- [Your task] Could the entries below be retyped exactly and in full?

*** Opening Data section ***

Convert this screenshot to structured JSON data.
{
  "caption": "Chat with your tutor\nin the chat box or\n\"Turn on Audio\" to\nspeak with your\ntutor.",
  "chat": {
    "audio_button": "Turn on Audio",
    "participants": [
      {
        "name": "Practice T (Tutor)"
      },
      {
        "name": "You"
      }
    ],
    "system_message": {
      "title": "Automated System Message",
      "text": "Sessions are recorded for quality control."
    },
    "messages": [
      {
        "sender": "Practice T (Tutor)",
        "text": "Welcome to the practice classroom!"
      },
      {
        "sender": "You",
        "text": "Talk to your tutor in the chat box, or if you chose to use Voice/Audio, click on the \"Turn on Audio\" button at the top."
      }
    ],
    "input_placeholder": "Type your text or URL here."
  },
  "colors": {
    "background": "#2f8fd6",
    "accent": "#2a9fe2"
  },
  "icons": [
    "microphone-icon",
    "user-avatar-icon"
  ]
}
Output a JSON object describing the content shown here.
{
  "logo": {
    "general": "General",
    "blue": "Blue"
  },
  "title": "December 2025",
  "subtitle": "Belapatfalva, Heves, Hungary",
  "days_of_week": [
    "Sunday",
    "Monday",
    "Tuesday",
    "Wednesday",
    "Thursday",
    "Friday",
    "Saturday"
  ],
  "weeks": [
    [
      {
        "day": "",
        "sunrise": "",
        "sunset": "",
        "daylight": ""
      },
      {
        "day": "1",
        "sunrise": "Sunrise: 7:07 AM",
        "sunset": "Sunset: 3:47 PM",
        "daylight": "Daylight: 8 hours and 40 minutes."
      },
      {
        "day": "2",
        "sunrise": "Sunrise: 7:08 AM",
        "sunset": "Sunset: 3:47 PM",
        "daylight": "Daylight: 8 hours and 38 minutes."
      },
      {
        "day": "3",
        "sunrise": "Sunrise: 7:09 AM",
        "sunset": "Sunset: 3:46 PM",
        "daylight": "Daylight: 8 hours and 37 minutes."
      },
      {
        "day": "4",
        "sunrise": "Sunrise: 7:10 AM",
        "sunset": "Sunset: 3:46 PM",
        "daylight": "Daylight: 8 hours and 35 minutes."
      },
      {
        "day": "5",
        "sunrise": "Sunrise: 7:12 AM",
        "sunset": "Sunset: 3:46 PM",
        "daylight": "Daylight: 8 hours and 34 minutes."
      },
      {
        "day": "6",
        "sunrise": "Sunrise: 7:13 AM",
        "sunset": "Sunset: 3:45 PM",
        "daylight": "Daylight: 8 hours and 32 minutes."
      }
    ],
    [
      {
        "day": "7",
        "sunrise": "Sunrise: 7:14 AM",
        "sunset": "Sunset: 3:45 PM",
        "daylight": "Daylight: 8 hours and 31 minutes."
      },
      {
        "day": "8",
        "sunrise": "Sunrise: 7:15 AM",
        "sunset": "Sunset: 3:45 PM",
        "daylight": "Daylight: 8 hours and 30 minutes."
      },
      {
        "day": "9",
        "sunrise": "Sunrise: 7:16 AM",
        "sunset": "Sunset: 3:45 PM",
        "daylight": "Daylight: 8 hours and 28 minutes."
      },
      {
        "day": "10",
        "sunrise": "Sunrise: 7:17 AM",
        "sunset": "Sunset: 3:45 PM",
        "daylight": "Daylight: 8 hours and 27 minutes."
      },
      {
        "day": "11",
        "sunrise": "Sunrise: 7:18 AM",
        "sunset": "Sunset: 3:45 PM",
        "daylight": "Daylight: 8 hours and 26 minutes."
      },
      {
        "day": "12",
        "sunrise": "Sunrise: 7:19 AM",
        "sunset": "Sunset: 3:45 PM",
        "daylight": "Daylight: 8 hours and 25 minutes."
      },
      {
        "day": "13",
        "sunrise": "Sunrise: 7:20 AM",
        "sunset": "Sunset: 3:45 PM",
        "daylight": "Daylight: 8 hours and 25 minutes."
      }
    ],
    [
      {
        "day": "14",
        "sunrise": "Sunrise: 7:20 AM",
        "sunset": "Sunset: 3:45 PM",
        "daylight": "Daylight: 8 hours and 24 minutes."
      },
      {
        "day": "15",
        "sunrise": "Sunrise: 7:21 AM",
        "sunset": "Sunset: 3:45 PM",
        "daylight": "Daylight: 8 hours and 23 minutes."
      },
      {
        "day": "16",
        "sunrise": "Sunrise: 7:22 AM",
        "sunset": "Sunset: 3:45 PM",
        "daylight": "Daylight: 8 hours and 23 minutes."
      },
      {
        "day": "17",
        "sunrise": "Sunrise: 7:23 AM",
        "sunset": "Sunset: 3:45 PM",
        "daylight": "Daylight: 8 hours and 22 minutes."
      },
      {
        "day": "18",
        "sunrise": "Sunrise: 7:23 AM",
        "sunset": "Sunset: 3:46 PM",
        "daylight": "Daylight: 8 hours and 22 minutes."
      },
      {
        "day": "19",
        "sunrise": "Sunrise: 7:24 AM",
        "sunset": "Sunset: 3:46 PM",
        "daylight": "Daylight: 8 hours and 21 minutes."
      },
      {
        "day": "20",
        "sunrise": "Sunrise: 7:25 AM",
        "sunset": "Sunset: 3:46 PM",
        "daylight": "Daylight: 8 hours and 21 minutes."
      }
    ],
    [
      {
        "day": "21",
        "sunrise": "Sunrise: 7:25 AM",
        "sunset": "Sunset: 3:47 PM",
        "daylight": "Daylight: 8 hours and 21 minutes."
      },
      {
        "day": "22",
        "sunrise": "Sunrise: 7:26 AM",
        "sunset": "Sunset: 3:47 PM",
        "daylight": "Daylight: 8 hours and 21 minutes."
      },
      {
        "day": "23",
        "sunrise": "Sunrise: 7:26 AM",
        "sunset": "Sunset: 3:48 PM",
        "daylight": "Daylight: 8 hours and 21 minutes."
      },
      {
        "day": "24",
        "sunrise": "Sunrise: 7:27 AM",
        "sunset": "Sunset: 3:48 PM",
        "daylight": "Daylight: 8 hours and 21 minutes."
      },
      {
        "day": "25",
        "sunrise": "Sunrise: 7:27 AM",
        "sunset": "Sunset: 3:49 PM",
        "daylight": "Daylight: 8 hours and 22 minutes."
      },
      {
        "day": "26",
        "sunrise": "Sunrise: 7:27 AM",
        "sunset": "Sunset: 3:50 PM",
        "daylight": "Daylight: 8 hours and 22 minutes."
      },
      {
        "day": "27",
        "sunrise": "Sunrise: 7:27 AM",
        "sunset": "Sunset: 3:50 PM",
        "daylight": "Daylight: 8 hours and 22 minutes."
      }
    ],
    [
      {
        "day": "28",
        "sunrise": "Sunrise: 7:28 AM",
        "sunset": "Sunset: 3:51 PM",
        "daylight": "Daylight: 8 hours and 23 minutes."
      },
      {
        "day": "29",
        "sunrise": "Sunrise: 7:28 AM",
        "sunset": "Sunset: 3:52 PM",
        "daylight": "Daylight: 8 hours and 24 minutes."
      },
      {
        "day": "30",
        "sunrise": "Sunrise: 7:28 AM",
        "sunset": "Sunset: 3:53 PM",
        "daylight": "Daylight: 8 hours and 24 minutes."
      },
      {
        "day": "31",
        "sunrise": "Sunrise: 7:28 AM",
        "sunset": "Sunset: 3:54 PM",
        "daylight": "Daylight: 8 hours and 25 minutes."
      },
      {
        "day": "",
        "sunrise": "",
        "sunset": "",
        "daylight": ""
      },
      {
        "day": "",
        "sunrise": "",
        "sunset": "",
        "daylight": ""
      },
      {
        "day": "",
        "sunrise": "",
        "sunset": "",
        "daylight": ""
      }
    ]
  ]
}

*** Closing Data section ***

- [Exercise response]
Convert this screenshot to structured JSON data.
{
  "caption": "Chat with your tutor\nin the chat box or\n\"Turn on Audio\" to\nspeak with your\ntutor.",
  "chat": {
    "audio_button": "Turn on Audio",
    "participants": [
      {
        "name": "Practice T (Tutor)"
      },
      {
        "name": "You"
      }
    ],
    "system_message": {
      "title": "Automated System Message",
      "text": "Sessions are recorded for quality control."
    },
    "messages": [
      {
        "sender": "Practice T (Tutor)",
        "text": "Welcome to the practice classroom!"
      },
      {
        "sender": "You",
        "text": "Talk to your tutor in the chat box, or if you chose to use Voice/Audio, click on the \"Turn on Audio\" button at the top."
      }
    ],
    "input_placeholder": "Type your text or URL here."
  },
  "colors": {
    "background": "#2f8fd6",
    "accent": "#2a9fe2"
  },
  "icons": [
    "microphone-icon",
    "user-avatar-icon"
  ]
}
Output a JSON object describing the content shown here.
{
  "logo": {
    "general": "General",
    "blue": "Blue"
  },
  "title": "December 2025",
  "subtitle": "Belapatfalva, Heves, Hungary",
  "days_of_week": [
    "Sunday",
    "Monday",
    "Tuesday",
    "Wednesday",
    "Thursday",
    "Friday",
    "Saturday"
  ],
  "weeks": [
    [
      {
        "day": "",
        "sunrise": "",
        "sunset": "",
        "daylight": ""
      },
      {
        "day": "1",
        "sunrise": "Sunrise: 7:07 AM",
        "sunset": "Sunset: 3:47 PM",
        "daylight": "Daylight: 8 hours and 40 minutes."
      },
      {
        "day": "2",
        "sunrise": "Sunrise: 7:08 AM",
        "sunset": "Sunset: 3:47 PM",
        "daylight": "Daylight: 8 hours and 38 minutes."
      },
      {
        "day": "3",
        "sunrise": "Sunrise: 7:09 AM",
        "sunset": "Sunset: 3:46 PM",
        "daylight": "Daylight: 8 hours and 37 minutes."
      },
      {
        "day": "4",
        "sunrise": "Sunrise: 7:10 AM",
        "sunset": "Sunset: 3:46 PM",
        "daylight": "Daylight: 8 hours and 35 minutes."
      },
      {
        "day": "5",
        "sunrise": "Sunrise: 7:12 AM",
        "sunset": "Sunset: 3:46 PM",
        "daylight": "Daylight: 8 hours and 34 minutes."
      },
      {
        "day": "6",
        "sunrise": "Sunrise: 7:13 AM",
        "sunset": "Sunset: 3:45 PM",
        "daylight": "Daylight: 8 hours and 32 minutes."
      }
    ],
    [
      {
        "day": "7",
        "sunrise": "Sunrise: 7:14 AM",
        "sunset": "Sunset: 3:45 PM",
        "daylight": "Daylight: 8 hours and 31 minutes."
      },
      {
        "day": "8",
        "sunrise": "Sunrise: 7:15 AM",
        "sunset": "Sunset: 3:45 PM",
        "daylight": "Daylight: 8 hours and 30 minutes."
      },
      {
        "day": "9",
        "sunrise": "Sunrise: 7:16 AM",
        "sunset": "Sunset: 3:45 PM",
        "daylight": "Daylight: 8 hours and 28 minutes."
      },
      {
        "day": "10",
        "sunrise": "Sunrise: 7:17 AM",
        "sunset": "Sunset: 3:45 PM",
        "daylight": "Daylight: 8 hours and 27 minutes."
      },
      {
        "day": "11",
        "sunrise": "Sunrise: 7:18 AM",
        "sunset": "Sunset: 3:45 PM",
        "daylight": "Daylight: 8 hours and 26 minutes."
      },
      {
        "day": "12",
        "sunrise": "Sunrise: 7:19 AM",
        "sunset": "Sunset: 3:45 PM",
        "daylight": "Daylight: 8 hours and 25 minutes."
      },
      {
        "day": "13",
        "sunrise": "Sunrise: 7:20 AM",
        "sunset": "Sunset: 3:45 PM",
        "daylight": "Daylight: 8 hours and 25 minutes."
      }
    ],
    [
      {
        "day": "14",
        "sunrise": "Sunrise: 7:20 AM",
        "sunset": "Sunset: 3:45 PM",
        "daylight": "Daylight: 8 hours and 24 minutes."
      },
      {
        "day": "15",
        "sunrise": "Sunrise: 7:21 AM",
        "sunset": "Sunset: 3:45 PM",
        "daylight": "Daylight: 8 hours and 23 minutes."
      },
      {
        "day": "16",
        "sunrise": "Sunrise: 7:22 AM",
        "sunset": "Sunset: 3:45 PM",
        "daylight": "Daylight: 8 hours and 23 minutes."
      },
      {
        "day": "17",
        "sunrise": "Sunrise: 7:23 AM",
        "sunset": "Sunset: 3:45 PM",
        "daylight": "Daylight: 8 hours and 22 minutes."
      },
      {
        "day": "18",
        "sunrise": "Sunrise: 7:23 AM",
        "sunset": "Sunset: 3:46 PM",
        "daylight": "Daylight: 8 hours and 22 minutes."
      },
      {
        "day": "19",
        "sunrise": "Sunrise: 7:24 AM",
        "sunset": "Sunset: 3:46 PM",
        "daylight": "Daylight: 8 hours and 21 minutes."
      },
      {
        "day": "20",
        "sunrise": "Sunrise: 7:25 AM",
        "sunset": "Sunset: 3:46 PM",
        "daylight": "Daylight: 8 hours and 21 minutes."
      }
    ],
    [
      {
        "day": "21",
        "sunrise": "Sunrise: 7:25 AM",
        "sunset": "Sunset: 3:47 PM",
        "daylight": "Daylight: 8 hours and 21 minutes."
      },
      {
        "day": "22",
        "sunrise": "Sunrise: 7:26 AM",
        "sunset": "Sunset: 3:47 PM",
        "daylight": "Daylight: 8 hours and 21 minutes."
      },
      {
        "day": "23",
        "sunrise": "Sunrise: 7:26 AM",
        "sunset": "Sunset: 3:48 PM",
        "daylight": "Daylight: 8 hours and 21 minutes."
      },
      {
        "day": "24",
        "sunrise": "Sunrise: 7:27 AM",
        "sunset": "Sunset: 3:48 PM",
        "daylight": "Daylight: 8 hours and 21 minutes."
      },
      {
        "day": "25",
        "sunrise": "Sunrise: 7:27 AM",
        "sunset": "Sunset: 3:49 PM",
        "daylight": "Daylight: 8 hours and 22 minutes."
      },
      {
        "day": "26",
        "sunrise": "Sunrise: 7:27 AM",
        "sunset": "Sunset: 3:50 PM",
        "daylight": "Daylight: 8 hours and 22 minutes."
      },
      {
        "day": "27",
        "sunrise": "Sunrise: 7:27 AM",
        "sunset": "Sunset: 3:50 PM",
        "daylight": "Daylight: 8 hours and 22 minutes."
      }
    ],
    [
      {
        "day": "28",
        "sunrise": "Sunrise: 7:28 AM",
        "sunset": "Sunset: 3:51 PM",
        "daylight": "Daylight: 8 hours and 23 minutes."
      },
      {
        "day": "29",
        "sunrise": "Sunrise: 7:28 AM",
        "sunset": "Sunset: 3:52 PM",
        "daylight": "Daylight: 8 hours and 24 minutes."
      },
      {
        "day": "30",
        "sunrise": "Sunrise: 7:28 AM",
        "sunset": "Sunset: 3:53 PM",
        "daylight": "Daylight: 8 hours and 24 minutes."
      },
      {
        "day": "31",
        "sunrise": "Sunrise: 7:28 AM",
        "sunset": "Sunset: 3:54 PM",
        "daylight": "Daylight: 8 hours and 25 minutes."
      },
      {
        "day": "",
        "sunrise": "",
        "sunset": "",
        "daylight": ""
      },
      {
        "day": "",
        "sunrise": "",
        "sunset": "",
        "daylight": ""
      },
      {
        "day": "",
        "sunrise": "",
        "sunset": "",
        "daylight": ""
      }
    ]
  ]
}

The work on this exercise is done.